[Data records for software interfaces]

+---+

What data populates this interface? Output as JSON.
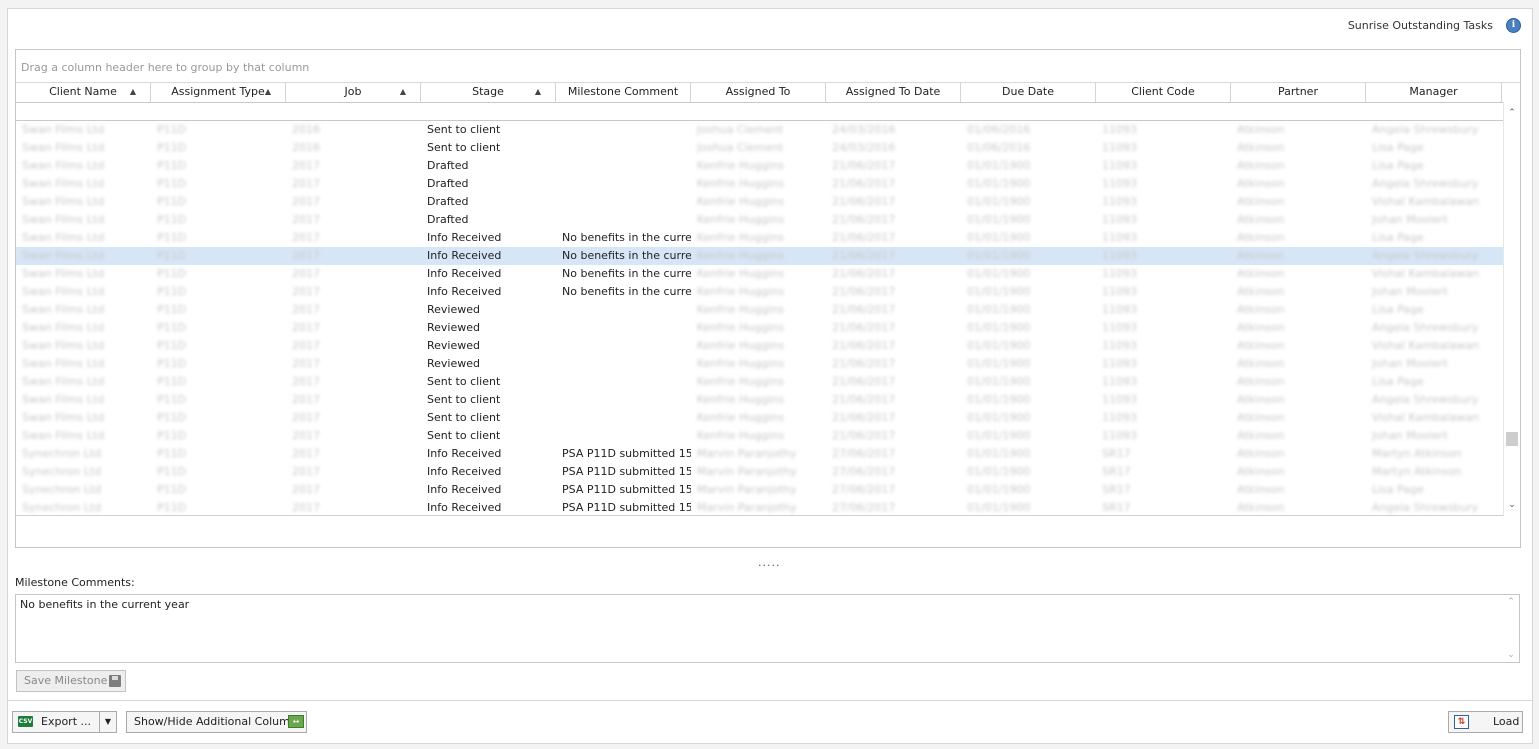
{
  "window": {
    "title": "Sunrise Outstanding Tasks"
  },
  "icons": {
    "info": "info-icon",
    "export": "csv-export-icon",
    "columns": "show-hide-columns-icon",
    "save": "floppy-disk-icon",
    "load": "load-icon"
  },
  "grid": {
    "group_panel": "Drag a column header here to group by that column",
    "columns": [
      {
        "label": "Client Name",
        "sorted": true
      },
      {
        "label": "Assignment Type",
        "sorted": true
      },
      {
        "label": "Job",
        "sorted": true
      },
      {
        "label": "Stage",
        "sorted": true
      },
      {
        "label": "Milestone Comment",
        "sorted": false
      },
      {
        "label": "Assigned To",
        "sorted": false
      },
      {
        "label": "Assigned To Date",
        "sorted": false
      },
      {
        "label": "Due Date",
        "sorted": false
      },
      {
        "label": "Client Code",
        "sorted": false
      },
      {
        "label": "Partner",
        "sorted": false
      },
      {
        "label": "Manager",
        "sorted": false
      }
    ],
    "selected_row": 7,
    "rows": [
      [
        "Swan Films Ltd",
        "P11D",
        "2016",
        "Sent to client",
        "",
        "Joshua Clement",
        "24/03/2016",
        "01/06/2016",
        "11093",
        "Atkinson",
        "Angela Shrewsbury"
      ],
      [
        "Swan Films Ltd",
        "P11D",
        "2016",
        "Sent to client",
        "",
        "Joshua Clement",
        "24/03/2016",
        "01/06/2016",
        "11093",
        "Atkinson",
        "Lisa Page"
      ],
      [
        "Swan Films Ltd",
        "P11D",
        "2017",
        "Drafted",
        "",
        "Kenfrie Huggins",
        "21/06/2017",
        "01/01/1900",
        "11093",
        "Atkinson",
        "Lisa Page"
      ],
      [
        "Swan Films Ltd",
        "P11D",
        "2017",
        "Drafted",
        "",
        "Kenfrie Huggins",
        "21/06/2017",
        "01/01/1900",
        "11093",
        "Atkinson",
        "Angela Shrewsbury"
      ],
      [
        "Swan Films Ltd",
        "P11D",
        "2017",
        "Drafted",
        "",
        "Kenfrie Huggins",
        "21/06/2017",
        "01/01/1900",
        "11093",
        "Atkinson",
        "Vishal Kambalawan"
      ],
      [
        "Swan Films Ltd",
        "P11D",
        "2017",
        "Drafted",
        "",
        "Kenfrie Huggins",
        "21/06/2017",
        "01/01/1900",
        "11093",
        "Atkinson",
        "Johan Moolert"
      ],
      [
        "Swan Films Ltd",
        "P11D",
        "2017",
        "Info Received",
        "No benefits in the curre…",
        "Kenfrie Huggins",
        "21/06/2017",
        "01/01/1900",
        "11093",
        "Atkinson",
        "Lisa Page"
      ],
      [
        "Swan Films Ltd",
        "P11D",
        "2017",
        "Info Received",
        "No benefits in the curre…",
        "Kenfrie Huggins",
        "21/06/2017",
        "01/01/1900",
        "11093",
        "Atkinson",
        "Angela Shrewsbury"
      ],
      [
        "Swan Films Ltd",
        "P11D",
        "2017",
        "Info Received",
        "No benefits in the curre…",
        "Kenfrie Huggins",
        "21/06/2017",
        "01/01/1900",
        "11093",
        "Atkinson",
        "Vishal Kambalawan"
      ],
      [
        "Swan Films Ltd",
        "P11D",
        "2017",
        "Info Received",
        "No benefits in the curre…",
        "Kenfrie Huggins",
        "21/06/2017",
        "01/01/1900",
        "11093",
        "Atkinson",
        "Johan Moolert"
      ],
      [
        "Swan Films Ltd",
        "P11D",
        "2017",
        "Reviewed",
        "",
        "Kenfrie Huggins",
        "21/06/2017",
        "01/01/1900",
        "11093",
        "Atkinson",
        "Lisa Page"
      ],
      [
        "Swan Films Ltd",
        "P11D",
        "2017",
        "Reviewed",
        "",
        "Kenfrie Huggins",
        "21/06/2017",
        "01/01/1900",
        "11093",
        "Atkinson",
        "Angela Shrewsbury"
      ],
      [
        "Swan Films Ltd",
        "P11D",
        "2017",
        "Reviewed",
        "",
        "Kenfrie Huggins",
        "21/06/2017",
        "01/01/1900",
        "11093",
        "Atkinson",
        "Vishal Kambalawan"
      ],
      [
        "Swan Films Ltd",
        "P11D",
        "2017",
        "Reviewed",
        "",
        "Kenfrie Huggins",
        "21/06/2017",
        "01/01/1900",
        "11093",
        "Atkinson",
        "Johan Moolert"
      ],
      [
        "Swan Films Ltd",
        "P11D",
        "2017",
        "Sent to client",
        "",
        "Kenfrie Huggins",
        "21/06/2017",
        "01/01/1900",
        "11093",
        "Atkinson",
        "Lisa Page"
      ],
      [
        "Swan Films Ltd",
        "P11D",
        "2017",
        "Sent to client",
        "",
        "Kenfrie Huggins",
        "21/06/2017",
        "01/01/1900",
        "11093",
        "Atkinson",
        "Angela Shrewsbury"
      ],
      [
        "Swan Films Ltd",
        "P11D",
        "2017",
        "Sent to client",
        "",
        "Kenfrie Huggins",
        "21/06/2017",
        "01/01/1900",
        "11093",
        "Atkinson",
        "Vishal Kambalawan"
      ],
      [
        "Swan Films Ltd",
        "P11D",
        "2017",
        "Sent to client",
        "",
        "Kenfrie Huggins",
        "21/06/2017",
        "01/01/1900",
        "11093",
        "Atkinson",
        "Johan Moolert"
      ],
      [
        "Synechron Ltd",
        "P11D",
        "2017",
        "Info Received",
        "PSA P11D submitted 15/…",
        "Marvin Paranjothy",
        "27/06/2017",
        "01/01/1900",
        "SR17",
        "Atkinson",
        "Martyn Atkinson"
      ],
      [
        "Synechron Ltd",
        "P11D",
        "2017",
        "Info Received",
        "PSA P11D submitted 15/…",
        "Marvin Paranjothy",
        "27/06/2017",
        "01/01/1900",
        "SR17",
        "Atkinson",
        "Martyn Atkinson"
      ],
      [
        "Synechron Ltd",
        "P11D",
        "2017",
        "Info Received",
        "PSA P11D submitted 15/…",
        "Marvin Paranjothy",
        "27/06/2017",
        "01/01/1900",
        "SR17",
        "Atkinson",
        "Lisa Page"
      ],
      [
        "Synechron Ltd",
        "P11D",
        "2017",
        "Info Received",
        "PSA P11D submitted 15/…",
        "Marvin Paranjothy",
        "27/06/2017",
        "01/01/1900",
        "SR17",
        "Atkinson",
        "Angela Shrewsbury"
      ]
    ]
  },
  "splitter": ".....",
  "milestone": {
    "label": "Milestone Comments:",
    "text": "No benefits in the current year",
    "save_label": "Save Milestone"
  },
  "footer": {
    "export_label": "Export ...",
    "columns_label": "Show/Hide Additional Columns",
    "load_label": "Load"
  }
}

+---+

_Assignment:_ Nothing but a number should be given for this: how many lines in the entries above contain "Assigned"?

_Task response:_ 2